What Is Application Modernization?
Application modernization is the process of moving or reformatting apps so that they can run in more modern IT architectures, typically the cloud, and be scalable and more secure.
The process applies to the roughly 80 percent of state and local government systems that were computerized and digitized 10, 20 or 30 years ago, says Will Carroll, a principal with Deloitte’s Government & Public Services practice. Those government applications and business functions are running in legacy architecture on older IT equipment.
“It has been automated in some way, but now it’s aging and now they need to start thinking about, what do we do with that?” Carroll says. “How do we move forward with that?”
That applies to everything from unemployment insurance systems to Medicaid claims systems, driver’s license management applications and more. “Those are big and some ways clunky, but those big mission critical apps, they’ve been in a computer for at least one generation already,” he adds.
Types of Application Modernization Strategies
Tom Greiner, senior managing director for Accenture Federal Services’ technology capabilities, says there are two major schools of thought around application modernization and a third is rapidly emerging.
1. Open Source or Custom Modernization
The first is to explore whether the application can be custom-built using Java or an open-source software language that replicates the functionality of the app as it exists on a mainframe or other legacy technology.
2. Cloud Modernization
A second way of approaching application modernization is to convert legacy apps to the cloud via the Software as a Service model.
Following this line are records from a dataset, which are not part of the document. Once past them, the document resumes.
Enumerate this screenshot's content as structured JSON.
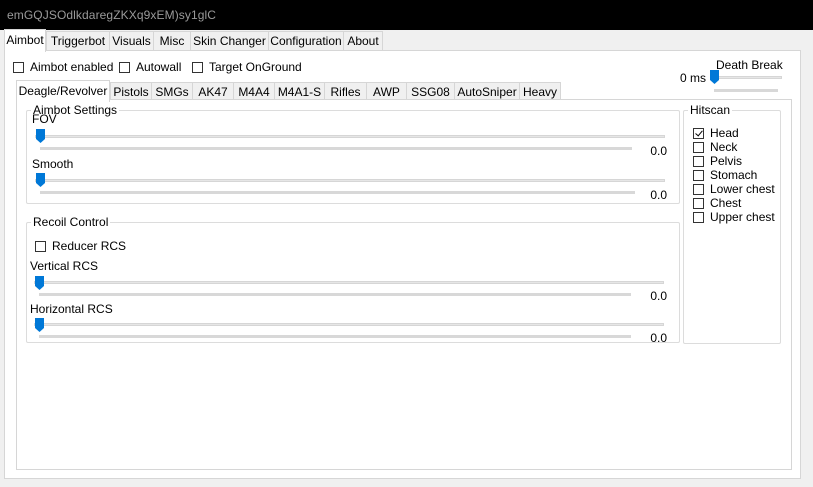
{
  "window": {
    "title": "emGQJSOdlkdaregZKXq9xEM)sy1glC"
  },
  "main_tabs": [
    {
      "label": "Aimbot",
      "active": true
    },
    {
      "label": "Triggerbot",
      "active": false
    },
    {
      "label": "Visuals",
      "active": false
    },
    {
      "label": "Misc",
      "active": false
    },
    {
      "label": "Skin Changer",
      "active": false
    },
    {
      "label": "Configuration",
      "active": false
    },
    {
      "label": "About",
      "active": false
    }
  ],
  "top_options": {
    "aimbot_enabled": {
      "label": "Aimbot enabled",
      "checked": false
    },
    "autowall": {
      "label": "Autowall",
      "checked": false
    },
    "target_onground": {
      "label": "Target OnGround",
      "checked": false
    }
  },
  "death_break": {
    "label": "Death Break",
    "value": "0 ms",
    "level": 0
  },
  "weapon_tabs": [
    {
      "label": "Deagle/Revolver",
      "active": true
    },
    {
      "label": "Pistols",
      "active": false
    },
    {
      "label": "SMGs",
      "active": false
    },
    {
      "label": "AK47",
      "active": false
    },
    {
      "label": "M4A4",
      "active": false
    },
    {
      "label": "M4A1-S",
      "active": false
    },
    {
      "label": "Rifles",
      "active": false
    },
    {
      "label": "AWP",
      "active": false
    },
    {
      "label": "SSG08",
      "active": false
    },
    {
      "label": "AutoSniper",
      "active": false
    },
    {
      "label": "Heavy",
      "active": false
    }
  ],
  "aimbot_settings": {
    "title": "Aimbot Settings",
    "fov": {
      "label": "FOV",
      "value": "0.0",
      "level": 0
    },
    "smooth": {
      "label": "Smooth",
      "value": "0.0",
      "level": 0
    }
  },
  "recoil_control": {
    "title": "Recoil Control",
    "reducer_rcs": {
      "label": "Reducer RCS",
      "checked": false
    },
    "vertical": {
      "label": "Vertical RCS",
      "value": "0.0",
      "level": 0
    },
    "horizontal": {
      "label": "Horizontal RCS",
      "value": "0.0",
      "level": 0
    }
  },
  "hitscan": {
    "title": "Hitscan",
    "items": [
      {
        "label": "Head",
        "checked": true
      },
      {
        "label": "Neck",
        "checked": false
      },
      {
        "label": "Pelvis",
        "checked": false
      },
      {
        "label": "Stomach",
        "checked": false
      },
      {
        "label": "Lower chest",
        "checked": false
      },
      {
        "label": "Chest",
        "checked": false
      },
      {
        "label": "Upper chest",
        "checked": false
      }
    ]
  },
  "colors": {
    "accent": "#0078d7",
    "titlebar": "#000000",
    "title_text": "#9a9a9a"
  }
}
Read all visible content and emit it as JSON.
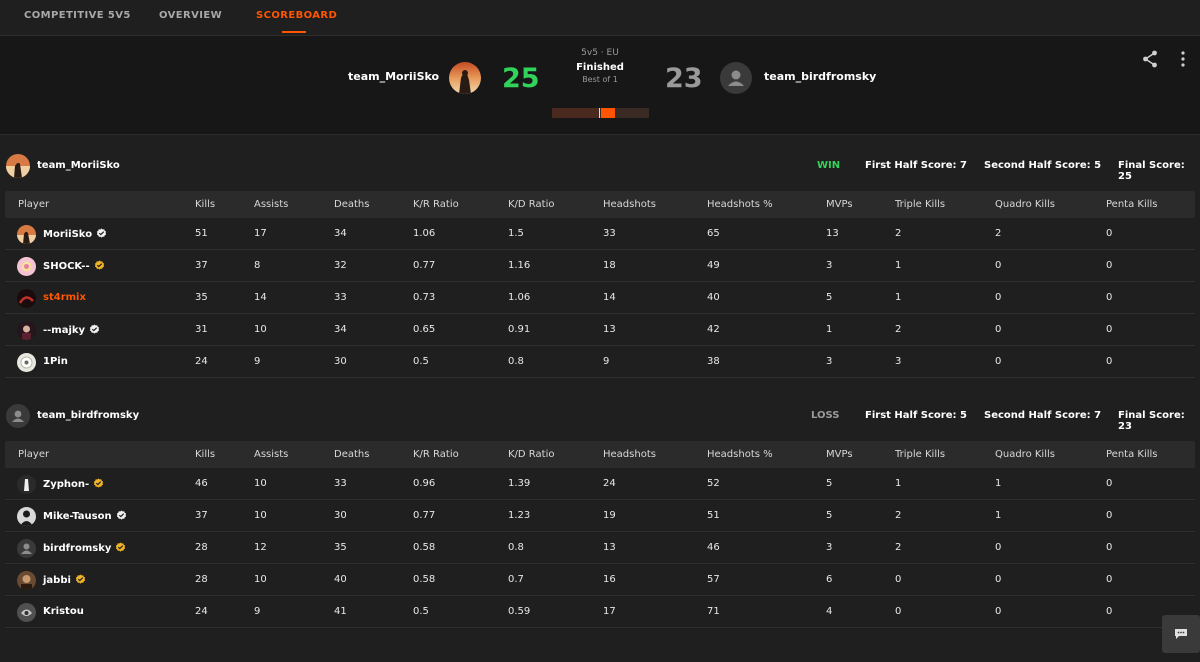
{
  "tabs": [
    {
      "label": "COMPETITIVE 5V5",
      "active": false
    },
    {
      "label": "OVERVIEW",
      "active": false
    },
    {
      "label": "SCOREBOARD",
      "active": true
    }
  ],
  "match": {
    "mode": "5v5 · EU",
    "status": "Finished",
    "format": "Best of 1",
    "team1": {
      "name": "team_MoriiSko",
      "score": "25"
    },
    "team2": {
      "name": "team_birdfromsky",
      "score": "23"
    },
    "progress_fraction": 0.52
  },
  "columns": [
    "Player",
    "Kills",
    "Assists",
    "Deaths",
    "K/R Ratio",
    "K/D Ratio",
    "Headshots",
    "Headshots %",
    "MVPs",
    "Triple Kills",
    "Quadro Kills",
    "Penta Kills"
  ],
  "teams": [
    {
      "name": "team_MoriiSko",
      "result": "WIN",
      "first_half": "First Half Score: 7",
      "second_half": "Second Half Score: 5",
      "final": "Final Score: 25",
      "players": [
        {
          "name": "MoriiSko",
          "verified": "white",
          "avatar": "sunset",
          "stats": [
            "51",
            "17",
            "34",
            "1.06",
            "1.5",
            "33",
            "65",
            "13",
            "2",
            "2",
            "0"
          ]
        },
        {
          "name": "SHOCK--",
          "verified": "gold",
          "avatar": "pink",
          "stats": [
            "37",
            "8",
            "32",
            "0.77",
            "1.16",
            "18",
            "49",
            "3",
            "1",
            "0",
            "0"
          ]
        },
        {
          "name": "st4rmix",
          "verified": "",
          "avatar": "dark-red",
          "highlight": true,
          "stats": [
            "35",
            "14",
            "33",
            "0.73",
            "1.06",
            "14",
            "40",
            "5",
            "1",
            "0",
            "0"
          ]
        },
        {
          "name": "--majky",
          "verified": "white",
          "avatar": "dark",
          "stats": [
            "31",
            "10",
            "34",
            "0.65",
            "0.91",
            "13",
            "42",
            "1",
            "2",
            "0",
            "0"
          ]
        },
        {
          "name": "1Pin",
          "verified": "",
          "avatar": "light",
          "stats": [
            "24",
            "9",
            "30",
            "0.5",
            "0.8",
            "9",
            "38",
            "3",
            "3",
            "0",
            "0"
          ]
        }
      ]
    },
    {
      "name": "team_birdfromsky",
      "result": "LOSS",
      "first_half": "First Half Score: 5",
      "second_half": "Second Half Score: 7",
      "final": "Final Score: 23",
      "players": [
        {
          "name": "Zyphon-",
          "verified": "gold",
          "avatar": "white-fig",
          "stats": [
            "46",
            "10",
            "33",
            "0.96",
            "1.39",
            "24",
            "52",
            "5",
            "1",
            "1",
            "0"
          ]
        },
        {
          "name": "Mike-Tauson",
          "verified": "white",
          "avatar": "bw",
          "stats": [
            "37",
            "10",
            "30",
            "0.77",
            "1.23",
            "19",
            "51",
            "5",
            "2",
            "1",
            "0"
          ]
        },
        {
          "name": "birdfromsky",
          "verified": "gold",
          "avatar": "default",
          "stats": [
            "28",
            "12",
            "35",
            "0.58",
            "0.8",
            "13",
            "46",
            "3",
            "2",
            "0",
            "0"
          ]
        },
        {
          "name": "jabbi",
          "verified": "gold",
          "avatar": "brown",
          "stats": [
            "28",
            "10",
            "40",
            "0.58",
            "0.7",
            "16",
            "57",
            "6",
            "0",
            "0",
            "0"
          ]
        },
        {
          "name": "Kristou",
          "verified": "",
          "avatar": "grey",
          "stats": [
            "24",
            "9",
            "41",
            "0.5",
            "0.59",
            "17",
            "71",
            "4",
            "0",
            "0",
            "0"
          ]
        }
      ]
    }
  ],
  "colors": {
    "accent": "#ff5500",
    "win": "#32d35a",
    "loss": "#9a9a9a"
  }
}
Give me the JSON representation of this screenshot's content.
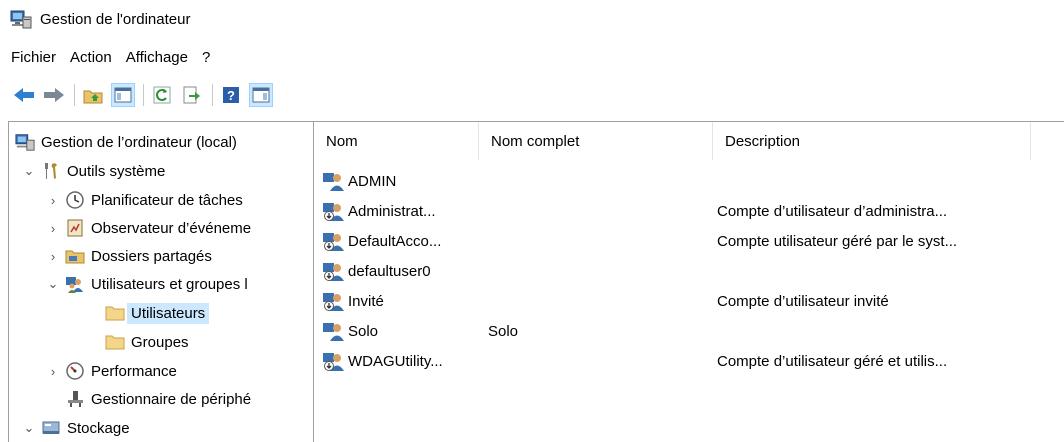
{
  "window": {
    "title": "Gestion de l'ordinateur"
  },
  "menu": [
    "Fichier",
    "Action",
    "Affichage",
    "?"
  ],
  "toolbar": {
    "buttons": [
      "back-icon",
      "forward-icon",
      "up-folder-icon",
      "show-hide-tree-icon",
      "refresh-icon",
      "export-list-icon",
      "help-icon",
      "show-hide-action-pane-icon"
    ]
  },
  "tree": {
    "root": "Gestion de l’ordinateur (local)",
    "system_tools": "Outils système",
    "task_scheduler": "Planificateur de tâches",
    "event_viewer": "Observateur d’événeme",
    "shared_folders": "Dossiers partagés",
    "local_users_groups": "Utilisateurs et groupes l",
    "users": "Utilisateurs",
    "groups": "Groupes",
    "performance": "Performance",
    "device_manager": "Gestionnaire de périphé",
    "storage": "Stockage"
  },
  "columns": {
    "name": "Nom",
    "full_name": "Nom complet",
    "description": "Description"
  },
  "users": [
    {
      "name": "ADMIN",
      "full_name": "",
      "description": "",
      "disabled": false
    },
    {
      "name": "Administrat...",
      "full_name": "",
      "description": "Compte d’utilisateur d’administra...",
      "disabled": true
    },
    {
      "name": "DefaultAcco...",
      "full_name": "",
      "description": "Compte utilisateur géré par le syst...",
      "disabled": true
    },
    {
      "name": "defaultuser0",
      "full_name": "",
      "description": "",
      "disabled": true
    },
    {
      "name": "Invité",
      "full_name": "",
      "description": "Compte d’utilisateur invité",
      "disabled": true
    },
    {
      "name": "Solo",
      "full_name": "Solo",
      "description": "",
      "disabled": false
    },
    {
      "name": "WDAGUtility...",
      "full_name": "",
      "description": "Compte d’utilisateur géré et utilis...",
      "disabled": true
    }
  ],
  "colors": {
    "selection": "#cce8ff",
    "arrow": "#2f7fd1",
    "folder": "#f5d58a"
  }
}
Greiner estimates that about 80 percent of government applications revolve around benefit applications and adjudications and the distribution of funds to citizens. A SaaS model, he says, could perform the vast majority those apps’ workflow, routing and approval functions and come with mobile enablement and security out of the box.
“You can have less skilled developers point and click configuring,” he says. Agencies speed to value will be much quicker with SaaS, bit performance and flexibility might be less robust than with a custom-built solution.
3. Application Modernization Services
The third tack involves partnering with a major cloud service provider such as Amazon Web Services, Google or Microsoft Azure for a Platform as a Service approach, in which the cloud provider delivers functionality that mirrors a custom-built solution or code from a developer on GitHub.
“You might go pretty heavy cloud native to try to drive the same kind of solution,” Greiner says. “So it might be a bit of a hybrid of a custom front end with a whole lot of cloud native underpinning it.”
Carroll says he generally agrees with those three options but says that agencies should choose the path that makes sense for them by first thinking about where they need their apps to be not now but in five to 10 years. If the application is for a government service that is dynamic and will likely shift a lot in the coming years, agencies should go with a more flexible, custom-built approach, he says. If the app is likely to be relatively stable, it may make sense to use a cloud-based approach in which a CSP is providing the ongoing maintenance and security of the app.